* _What is being asked_: Find every line below where the string "Hotel" shows up, and copy those lines.

[Element data from apps and pages]
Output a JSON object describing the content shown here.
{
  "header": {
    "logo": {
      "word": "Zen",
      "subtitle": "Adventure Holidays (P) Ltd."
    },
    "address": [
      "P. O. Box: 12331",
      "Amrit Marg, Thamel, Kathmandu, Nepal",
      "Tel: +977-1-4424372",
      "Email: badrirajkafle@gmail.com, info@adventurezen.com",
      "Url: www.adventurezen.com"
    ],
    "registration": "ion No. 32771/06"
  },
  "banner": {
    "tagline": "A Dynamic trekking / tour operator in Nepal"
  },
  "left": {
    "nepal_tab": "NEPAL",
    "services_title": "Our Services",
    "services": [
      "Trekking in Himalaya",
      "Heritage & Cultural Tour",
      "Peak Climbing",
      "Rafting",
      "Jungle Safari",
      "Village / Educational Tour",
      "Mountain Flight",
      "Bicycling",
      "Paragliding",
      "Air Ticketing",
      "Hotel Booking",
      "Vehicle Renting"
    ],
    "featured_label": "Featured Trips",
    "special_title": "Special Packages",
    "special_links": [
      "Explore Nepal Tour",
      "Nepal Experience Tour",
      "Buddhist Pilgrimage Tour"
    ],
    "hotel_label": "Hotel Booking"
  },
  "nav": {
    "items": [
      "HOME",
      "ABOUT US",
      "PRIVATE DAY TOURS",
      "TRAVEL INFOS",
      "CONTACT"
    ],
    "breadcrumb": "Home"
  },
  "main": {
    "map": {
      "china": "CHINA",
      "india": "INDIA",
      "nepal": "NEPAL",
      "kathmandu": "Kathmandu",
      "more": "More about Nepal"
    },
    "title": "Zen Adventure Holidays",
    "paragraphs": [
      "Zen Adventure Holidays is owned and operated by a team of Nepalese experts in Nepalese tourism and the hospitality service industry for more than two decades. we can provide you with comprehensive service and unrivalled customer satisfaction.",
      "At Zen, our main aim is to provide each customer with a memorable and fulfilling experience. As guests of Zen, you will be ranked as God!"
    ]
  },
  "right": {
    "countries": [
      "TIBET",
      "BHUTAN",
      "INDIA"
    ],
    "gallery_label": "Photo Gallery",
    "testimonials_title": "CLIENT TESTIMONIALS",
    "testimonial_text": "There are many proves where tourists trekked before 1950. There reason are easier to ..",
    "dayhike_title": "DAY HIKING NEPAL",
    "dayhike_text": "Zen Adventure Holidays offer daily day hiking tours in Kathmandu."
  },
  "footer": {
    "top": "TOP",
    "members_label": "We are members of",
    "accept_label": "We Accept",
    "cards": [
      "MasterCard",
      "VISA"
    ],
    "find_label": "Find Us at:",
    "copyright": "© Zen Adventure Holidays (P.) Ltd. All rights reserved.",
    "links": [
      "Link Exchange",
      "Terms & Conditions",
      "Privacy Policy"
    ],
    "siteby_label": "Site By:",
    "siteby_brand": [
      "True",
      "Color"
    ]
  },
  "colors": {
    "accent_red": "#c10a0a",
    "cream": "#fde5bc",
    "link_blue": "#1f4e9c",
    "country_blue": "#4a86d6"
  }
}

* _Completed exercise_:
      "Hotel Booking",
    "hotel_label": "Hotel Booking"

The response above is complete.